It's no secret that a gum infection is something you never want to deal with. Although there are ways to reduce your risk for gum infection – sticking with an oral care routine and seeing your dentist, among them – it can still happen. Fortunately, gum infection treatment is available, whether you're dealing with early gum disease or a more advanced infection, such as periodontal disease, an abscess or pericoronitis.
How Gum Infection Treatment Changes Based On Condition

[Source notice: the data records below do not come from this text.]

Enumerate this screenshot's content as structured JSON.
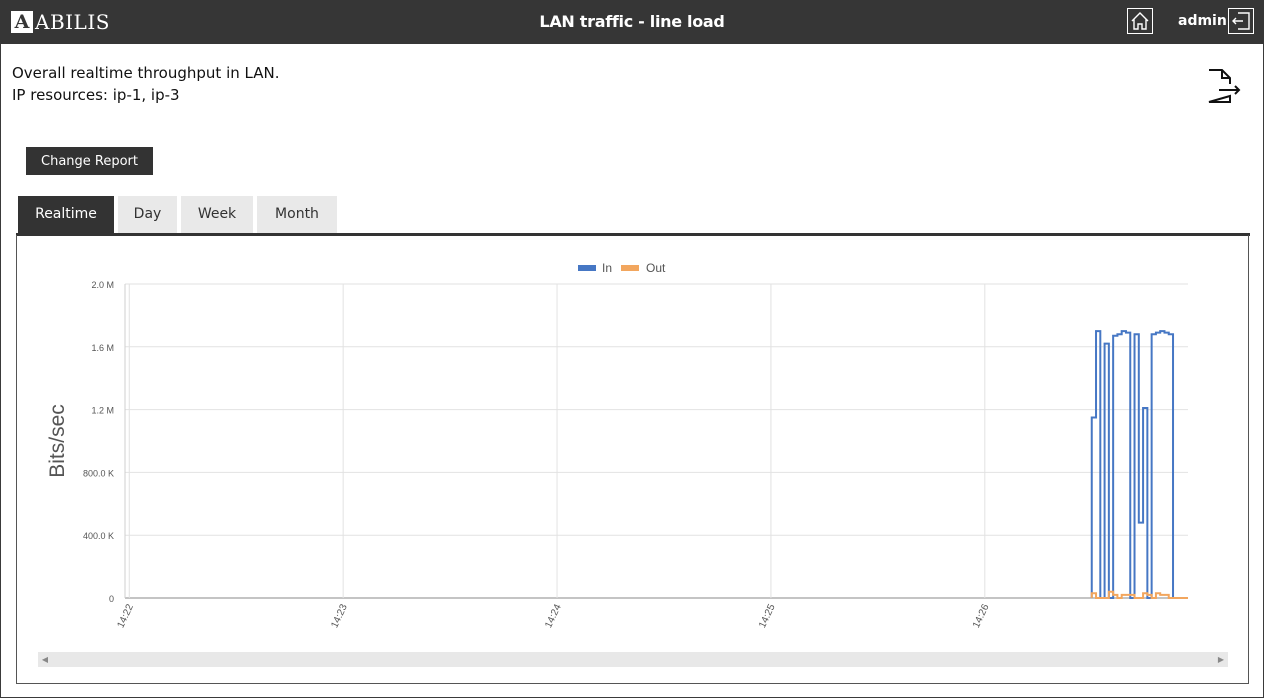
{
  "header": {
    "logo_text": "ABILIS",
    "logo_mark": "A",
    "title": "LAN traffic - line load",
    "user": "admin",
    "home_icon": "home-icon",
    "logout_icon": "logout-icon"
  },
  "description": {
    "line1": "Overall realtime throughput in LAN.",
    "line2": "IP resources: ip-1, ip-3"
  },
  "actions": {
    "export_icon": "export-document-icon",
    "change_report_label": "Change Report"
  },
  "tabs": [
    {
      "label": "Realtime",
      "active": true
    },
    {
      "label": "Day",
      "active": false
    },
    {
      "label": "Week",
      "active": false
    },
    {
      "label": "Month",
      "active": false
    }
  ],
  "chart_data": {
    "type": "line",
    "step": true,
    "title": "",
    "ylabel": "Bits/sec",
    "xlabel": "",
    "ylim": [
      0,
      2000000
    ],
    "y_ticks": [
      "0",
      "400.0 K",
      "800.0 K",
      "1.2 M",
      "1.6 M",
      "2.0 M"
    ],
    "x_ticks": [
      "14:22",
      "14:23",
      "14:24",
      "14:25",
      "14:26"
    ],
    "x_range_minutes": [
      -0.02,
      4.95
    ],
    "grid": true,
    "legend_position": "top-center",
    "colors": {
      "In": "#4677c4",
      "Out": "#f2a65e"
    },
    "series": [
      {
        "name": "In",
        "x": [
          4.5,
          4.52,
          4.54,
          4.56,
          4.58,
          4.6,
          4.62,
          4.64,
          4.66,
          4.68,
          4.7,
          4.72,
          4.74,
          4.76,
          4.78,
          4.8,
          4.82,
          4.84,
          4.86,
          4.88,
          4.9,
          4.92,
          4.94
        ],
        "y": [
          1150000,
          1700000,
          0,
          1620000,
          0,
          1670000,
          1680000,
          1700000,
          1690000,
          0,
          1680000,
          480000,
          1210000,
          0,
          1680000,
          1690000,
          1700000,
          1690000,
          1680000,
          0,
          0,
          0,
          0
        ]
      },
      {
        "name": "Out",
        "x": [
          4.5,
          4.52,
          4.54,
          4.56,
          4.58,
          4.6,
          4.62,
          4.64,
          4.66,
          4.68,
          4.7,
          4.72,
          4.74,
          4.76,
          4.78,
          4.8,
          4.82,
          4.84,
          4.86,
          4.88,
          4.9,
          4.92,
          4.94
        ],
        "y": [
          30000,
          0,
          0,
          0,
          40000,
          20000,
          0,
          20000,
          20000,
          20000,
          0,
          0,
          30000,
          20000,
          0,
          30000,
          20000,
          20000,
          0,
          0,
          0,
          0,
          0
        ]
      }
    ]
  }
}
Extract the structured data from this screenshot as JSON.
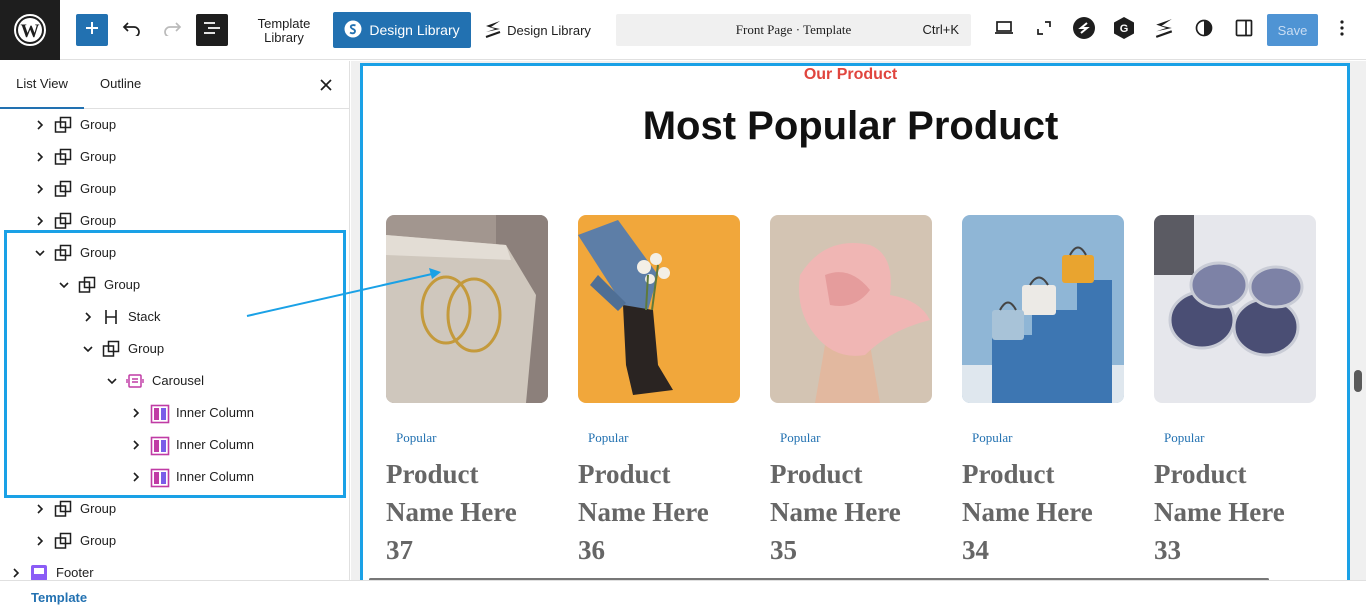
{
  "toolbar": {
    "template_library_line1": "Template",
    "template_library_line2": "Library",
    "design_library_primary": "Design Library",
    "design_library_secondary": "Design Library",
    "command_title": "Front Page · Template",
    "command_shortcut": "Ctrl+K",
    "save_label": "Save",
    "accent": "#2271b1",
    "icons": [
      "wordpress-logo-icon",
      "plus-icon",
      "undo-icon",
      "redo-icon",
      "document-overview-icon",
      "spectra-icon",
      "stackable-icon",
      "laptop-icon",
      "fullscreen-icon",
      "plugin-s-icon",
      "plugin-g-icon",
      "stackable-icon",
      "contrast-icon",
      "sidebar-icon",
      "more-vertical-icon"
    ]
  },
  "sidebar": {
    "tabs": [
      "List View",
      "Outline"
    ],
    "active_tab": "List View",
    "tree": [
      {
        "label": "Group",
        "icon": "group-icon",
        "expanded": false
      },
      {
        "label": "Group",
        "icon": "group-icon",
        "expanded": false
      },
      {
        "label": "Group",
        "icon": "group-icon",
        "expanded": false
      },
      {
        "label": "Group",
        "icon": "group-icon",
        "expanded": false
      },
      {
        "label": "Group",
        "icon": "group-icon",
        "expanded": true
      },
      {
        "label": "Group",
        "icon": "group-icon",
        "expanded": true
      },
      {
        "label": "Stack",
        "icon": "stack-icon",
        "expanded": false
      },
      {
        "label": "Group",
        "icon": "group-icon",
        "expanded": true
      },
      {
        "label": "Carousel",
        "icon": "carousel-icon",
        "expanded": true
      },
      {
        "label": "Inner Column",
        "icon": "inner-column-icon",
        "expanded": false
      },
      {
        "label": "Inner Column",
        "icon": "inner-column-icon",
        "expanded": false
      },
      {
        "label": "Inner Column",
        "icon": "inner-column-icon",
        "expanded": false
      },
      {
        "label": "Group",
        "icon": "group-icon",
        "expanded": false
      },
      {
        "label": "Group",
        "icon": "group-icon",
        "expanded": false
      },
      {
        "label": "Footer",
        "icon": "footer-icon",
        "expanded": false
      }
    ]
  },
  "status": {
    "breadcrumb": "Template"
  },
  "canvas": {
    "eyebrow": "Our Product",
    "heading": "Most Popular Product",
    "eyebrow_color": "#e0453e",
    "cards": [
      {
        "badge": "Popular",
        "name": "Product Name Here 37",
        "image": "gold-hoop-earrings"
      },
      {
        "badge": "Popular",
        "name": "Product Name Here 36",
        "image": "boots-with-flowers"
      },
      {
        "badge": "Popular",
        "name": "Product Name Here 35",
        "image": "pink-scarf-portrait"
      },
      {
        "badge": "Popular",
        "name": "Product Name Here 34",
        "image": "handbags-on-steps"
      },
      {
        "badge": "Popular",
        "name": "Product Name Here 33",
        "image": "sunglasses"
      }
    ]
  }
}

About half of adults over the age of 30 have some form of gum disease, according to the Centers for Disease Control and Prevention (CDC). This can include gingivitis, the most mild form, or an advanced case of periodontitis. Gum disease is only fully reversible in the earliest stages, but treatment is available for any level of severity; the type of care that's right for a patient depends on how advanced the infection is. Typically, a dentist will start with the least-invasive form of treatment and only use a more involved process if needed.
A deep cleaning of the teeth through scaling and root planing is often the first type of treatment considered. The dentist or dental hygienist scales the teeth and removes tartar from them, above and below the gumline. During this procedure, if there is gum recession the root surface is also scaled, which is referred to as root planing. Plaque bacteria and food debris are less able to cling to smoothed root surfaces. Although deep cleaning might be enough to clear the infection for some patients, others may need a course of antibiotics to completely eliminate the bacteria causing the infection.
Surgery might be needed in some cases, particularly if the gum disease has caused your gums to start pulling away (receding) from your teeth and you have periodontal pocketing which leads to bone loss. Surgical treatments can reduce the size of pockets that form between the teeth and gum, so that bacteria don't have a place to hide. A periodontist may perform gum graft surgery if you have receding gums, to cover up the exposed root surfaces, improve the look of your smile and help to reduce your risk for further problems.
In certain instances, periodontal disease can lead to a type of dental abscess known as a periodontal abscess. Whereas some abscesses occur in the tooth, a periodontal abscess develops in the gums; often it appears as a red, swollen lesion on the gum line. If you suddenly feel a sharp pain in your gums, it's best to see a dentist quickly, as the sooner an abscess is treated, the better. Gum infection treatment in this situation usually involves draining the abscess and deep cleaning the area. Antibiotics can also help make sure the infection is fully cleared.
A lesion can also develop on the gums when a person has a tooth abscess. Tooth decay, not gum disease, is behind a tooth abscess. Quick treatment is still needed, usually in the form of antibiotics, to reduce the pain and save the tooth.
Some types of gum infection can develop when a tooth (usually a wisdom tooth) tries to erupt but becomes stuck or impacted. A small flap forms over the trapped tooth. If food becomes lodged in this gum flap, bacteria can soon follow, leading to an infection called pericoronitis.
Treatment options for pericoronitis range from rinsing out the gums with salt water to removing any trapped food or debris. A course of antibiotics can help kill any lingering bacteria, and regular brushing and flossing will keep the infection from recurring. Removing the impacted wisdom teeth prevents the infection from happening again and keeps other wisdom teeth-related issues from following.
A clean mouth is less likely to be affected by infection. Brushing your teeth twice a day, using a toothpaste designed to fight germs – such as Colgate TotalSF Advanced Deep Clean – and flossing daily will help you avoid gum disease and infection. Regular visits to your dentist are a must as well, to catch and treat small issues before they become big ones.
This article is intended to promote understanding of and knowledge about general oral health topics. It is not intended to be a substitute for professional advice, diagnosis or treatment. Always seek the advice of your dentist or other qualified healthcare provider with any questions you may have regarding a medical condition or treatment.